Diplomas/certificates provided

Professional certificates (CdPs) are based on occupational standards listed in the national catalogue of professional qualifications (CNCP) ([178]https://incual.mecd.es/documents/35348/0/folleto_incual_2015_ingles.pdf/3763b486-bc7e-4c3c-8382-a3842e4a6e19) and they are modular in nature ([179]The smallest unit that can be certified is the competence unit (unidad de competencia - UC).). Each professional certificate corresponds to a single occupational standard ([180]In some exceptional cases, an occupational standard has given rise to two CdP programmes.).

Competences units (being the minimum unit to be certified) could be accumulated towards a professional certificate. The modular structure of professional certificates serves a double purpose: tailoring training programmes to a specific job profile, and be used as a guide for the assessment of skills ([181]Links with formal education authority VET programmes: competences units acquired outside the school system may be recognised and exempted when enrolling in a formal VET programme, shortening its duration.).

These certificates are recognised by the education and labour authorities.

Examples of qualifications

CdP level 3 – Process management in restaurant and catering services (HOTR0409) / Hospitality and tourism sector branch ([182]https://www.sepe.es/SiteSepe/contenidos/personas/formacion/certificados_de_profesionalidad/pdf/europass/N3_HOTR0409_in_pub.pdf)

Gestión de procesos de servicio en restauración / Familia Profesional: hostelería y turismo

Progression opportunities for learners after graduation

Holders of a professional certificate (CdP) level 3 may

  • enter the labour market;
  • accumulate (partial) ([183]CdPs are modular; the minimum unit that can be assessed and certified is the competence unit (partial certificate).) or full CdP certificates towards the acquisition of a VET diploma (through training or validation of prior learning).
Destination of graduates

Information not available

Awards through validation of prior learning

Y

Full or partial ([184]Professional certificates are modular in nature, composed of a set of modules (competence units - UCs), defined at national level. CdPs are listed in the national catalogue of qualifications (CNCP) structured by professional branches.) qualifications (professional certificates – CdPs) may be obtained through validation of non-formal and informal learning. The process is initiated by regional authorities through public calls for validation of non-formal and informal learning, depending on local or sectoral labour market needs.

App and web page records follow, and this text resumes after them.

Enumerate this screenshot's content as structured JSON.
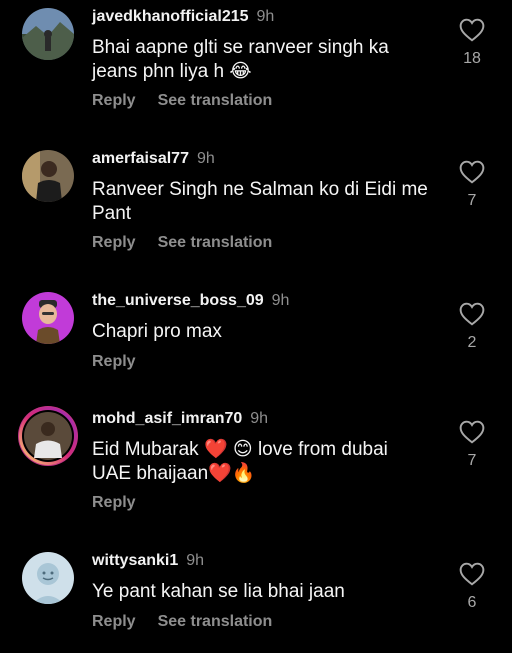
{
  "comments": [
    {
      "username": "javedkhanofficial215",
      "time": "9h",
      "text": "Bhai aapne glti se ranveer singh ka jeans phn liya h 😂",
      "reply_label": "Reply",
      "translate_label": "See translation",
      "likes": "18",
      "avatar_icon": "avatar-photo-landscape"
    },
    {
      "username": "amerfaisal77",
      "time": "9h",
      "text": "Ranveer Singh ne Salman ko di Eidi me Pant",
      "reply_label": "Reply",
      "translate_label": "See translation",
      "likes": "7",
      "avatar_icon": "avatar-photo-person"
    },
    {
      "username": "the_universe_boss_09",
      "time": "9h",
      "text": "Chapri pro max",
      "reply_label": "Reply",
      "translate_label": "",
      "likes": "2",
      "avatar_icon": "avatar-memoji"
    },
    {
      "username": "mohd_asif_imran70",
      "time": "9h",
      "text": "Eid Mubarak ❤️ 😊 love from dubai UAE bhaijaan❤️🔥",
      "reply_label": "Reply",
      "translate_label": "",
      "likes": "7",
      "avatar_icon": "avatar-photo-story-ring"
    },
    {
      "username": "wittysanki1",
      "time": "9h",
      "text": "Ye pant kahan se lia bhai jaan",
      "reply_label": "Reply",
      "translate_label": "See translation",
      "likes": "6",
      "avatar_icon": "avatar-illustration"
    }
  ],
  "colors": {
    "background": "#000000",
    "text": "#f5f5f5",
    "muted": "#8e8e8e",
    "story_ring": "#c13584"
  },
  "icons": {
    "like": "heart-outline-icon"
  }
}
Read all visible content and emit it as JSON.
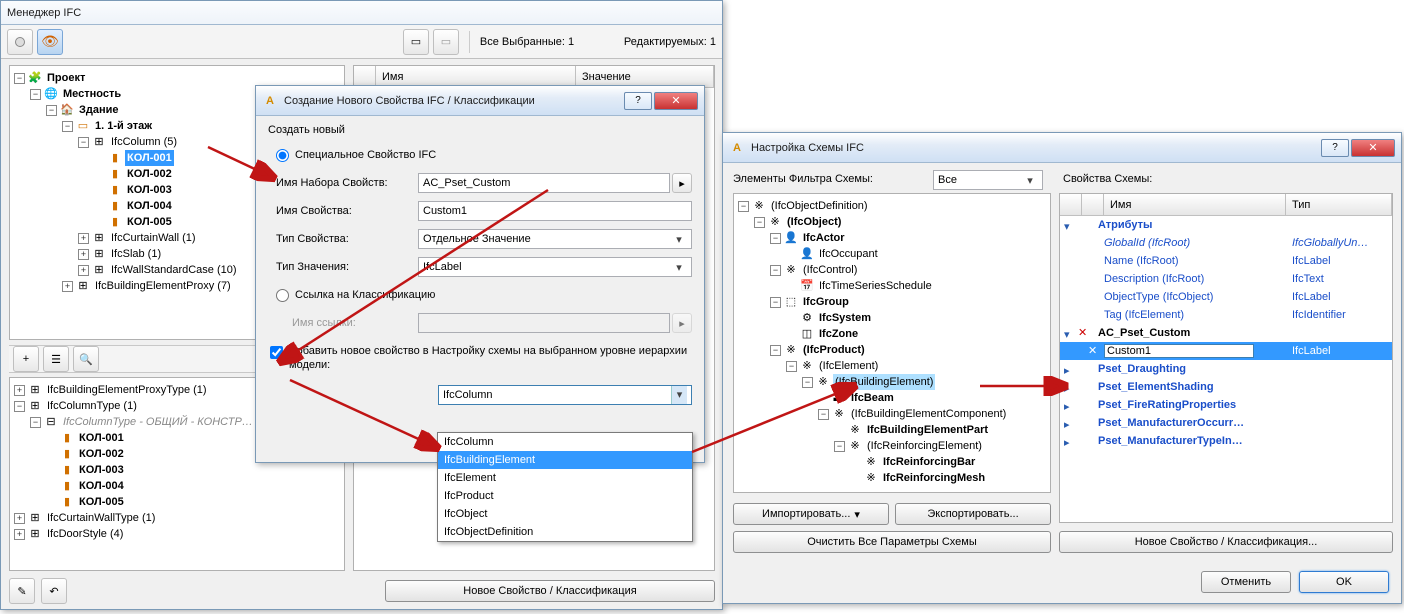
{
  "mgr": {
    "title": "Менеджер IFC",
    "status": {
      "all_selected": "Все Выбранные: 1",
      "editable": "Редактируемых: 1"
    },
    "cols": {
      "name": "Имя",
      "value": "Значение"
    },
    "tree": {
      "project": "Проект",
      "locality": "Местность",
      "building": "Здание",
      "storey": "1. 1-й этаж",
      "ifccolumn": "IfcColumn (5)",
      "col1": "КОЛ-001",
      "col2": "КОЛ-002",
      "col3": "КОЛ-003",
      "col4": "КОЛ-004",
      "col5": "КОЛ-005",
      "curtain": "IfcCurtainWall (1)",
      "slab": "IfcSlab (1)",
      "wall": "IfcWallStandardCase (10)",
      "proxy": "IfcBuildingElementProxy (7)"
    },
    "tree2": {
      "proxytype": "IfcBuildingElementProxyType (1)",
      "coltype": "IfcColumnType (1)",
      "coltype_child": "IfcColumnType - ОБЩИЙ - КОНСТР…",
      "col1": "КОЛ-001",
      "col2": "КОЛ-002",
      "col3": "КОЛ-003",
      "col4": "КОЛ-004",
      "col5": "КОЛ-005",
      "curtainwalltype": "IfcCurtainWallType (1)",
      "doorstyle": "IfcDoorStyle (4)"
    },
    "new_prop_btn": "Новое Свойство / Классификация"
  },
  "dlg": {
    "title": "Создание Нового Свойства IFC / Классификации",
    "create_new": "Создать новый",
    "radio_custom": "Специальное Свойство IFC",
    "pset_name_lbl": "Имя Набора Свойств:",
    "pset_name_val": "AC_Pset_Custom",
    "prop_name_lbl": "Имя Свойства:",
    "prop_name_val": "Custom1",
    "prop_type_lbl": "Тип Свойства:",
    "prop_type_val": "Отдельное Значение",
    "val_type_lbl": "Тип Значения:",
    "val_type_val": "IfcLabel",
    "radio_class": "Ссылка на Классификацию",
    "ref_name_lbl": "Имя ссылки:",
    "chk_lbl": "Добавить новое свойство в Настройку схемы на выбранном уровне иерархии модели:",
    "sel_val": "IfcColumn",
    "options": [
      "IfcColumn",
      "IfcBuildingElement",
      "IfcElement",
      "IfcProduct",
      "IfcObject",
      "IfcObjectDefinition"
    ]
  },
  "scheme": {
    "title": "Настройка Схемы IFC",
    "filter_lbl": "Элементы Фильтра Схемы:",
    "filter_val": "Все",
    "props_lbl": "Свойства Схемы:",
    "tree": {
      "objdef": "(IfcObjectDefinition)",
      "ifcobject": "(IfcObject)",
      "ifcactor": "IfcActor",
      "ifcoccupant": "IfcOccupant",
      "ifccontrol": "(IfcControl)",
      "ifctimeseries": "IfcTimeSeriesSchedule",
      "ifcgroup": "IfcGroup",
      "ifcsystem": "IfcSystem",
      "ifczone": "IfcZone",
      "ifcproduct": "(IfcProduct)",
      "ifcelement": "(IfcElement)",
      "ifcbuildel": "(IfcBuildingElement)",
      "ifcbeam": "IfcBeam",
      "ifcbuildelcomp": "(IfcBuildingElementComponent)",
      "ifcbuildelpart": "IfcBuildingElementPart",
      "ifcreinfel": "(IfcReinforcingElement)",
      "ifcreinfbar": "IfcReinforcingBar",
      "ifcreinfmesh": "IfcReinforcingMesh"
    },
    "import_btn": "Импортировать...",
    "export_btn": "Экспортировать...",
    "clear_btn": "Очистить Все Параметры Схемы",
    "cols": {
      "name": "Имя",
      "type": "Тип"
    },
    "attrs_hdr": "Атрибуты",
    "attrs": [
      {
        "n": "GlobalId (IfcRoot)",
        "t": "IfcGloballyUn…"
      },
      {
        "n": "Name (IfcRoot)",
        "t": "IfcLabel"
      },
      {
        "n": "Description (IfcRoot)",
        "t": "IfcText"
      },
      {
        "n": "ObjectType (IfcObject)",
        "t": "IfcLabel"
      },
      {
        "n": "Tag (IfcElement)",
        "t": "IfcIdentifier"
      }
    ],
    "pset_custom": "AC_Pset_Custom",
    "custom1": "Custom1",
    "custom1_type": "IfcLabel",
    "psets": [
      "Pset_Draughting",
      "Pset_ElementShading",
      "Pset_FireRatingProperties",
      "Pset_ManufacturerOccurr…",
      "Pset_ManufacturerTypeIn…"
    ],
    "new_prop_btn": "Новое Свойство / Классификация...",
    "cancel": "Отменить",
    "ok": "OK"
  }
}
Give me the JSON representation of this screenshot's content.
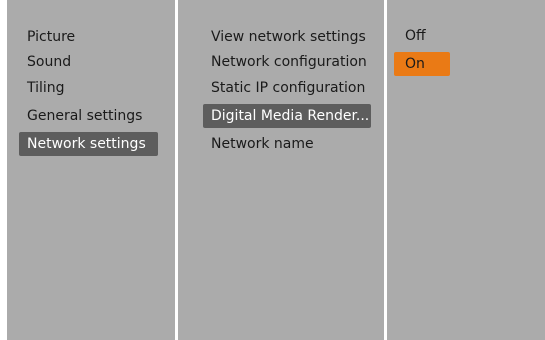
{
  "colors": {
    "panel_background": "#ababab",
    "divider": "#ffffff",
    "selected_background": "#5d5d5d",
    "selected_text": "#ffffff",
    "active_background": "#ea7a15",
    "text": "#1a1a1a"
  },
  "menu": {
    "level1": [
      {
        "label": "Picture"
      },
      {
        "label": "Sound"
      },
      {
        "label": "Tiling"
      },
      {
        "label": "General settings"
      },
      {
        "label": "Network settings",
        "state": "selected"
      }
    ],
    "level2": [
      {
        "label": "View network settings"
      },
      {
        "label": "Network configuration"
      },
      {
        "label": "Static IP configuration"
      },
      {
        "label": "Digital Media Render...",
        "state": "selected"
      },
      {
        "label": "Network name"
      }
    ],
    "level3": [
      {
        "label": "Off"
      },
      {
        "label": "On",
        "state": "active"
      }
    ]
  }
}
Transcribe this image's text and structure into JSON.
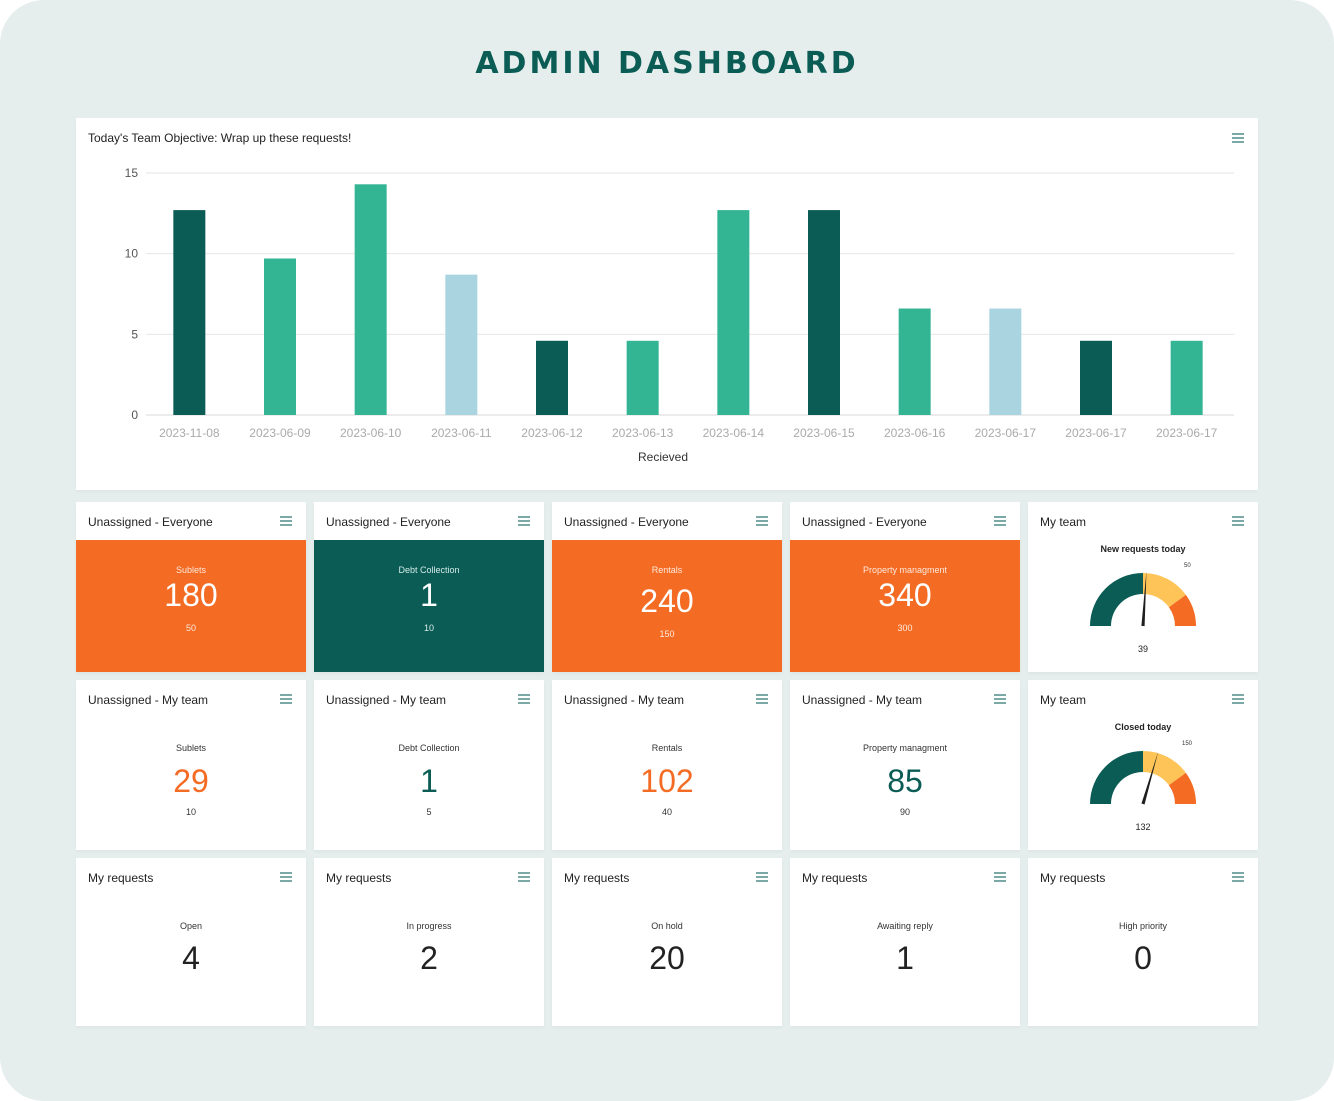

The calls lay down which UCs are to be validated, vocational qualifications and sector branches involved, and they may also limit the maximum number of people to be assessed in each UC.

General education subjects

N

Key competences

N

Application of learning outcomes approach

Y

VET programmes are based on learning outcomes with a strong focus on work-based learning, following ECVET guidelines

Share of learners in this programme type compared with the total number of VET learners

22.01% of all professional certificates issued in 2017

 

Source: Data provided by SEPE at 06.7.2018.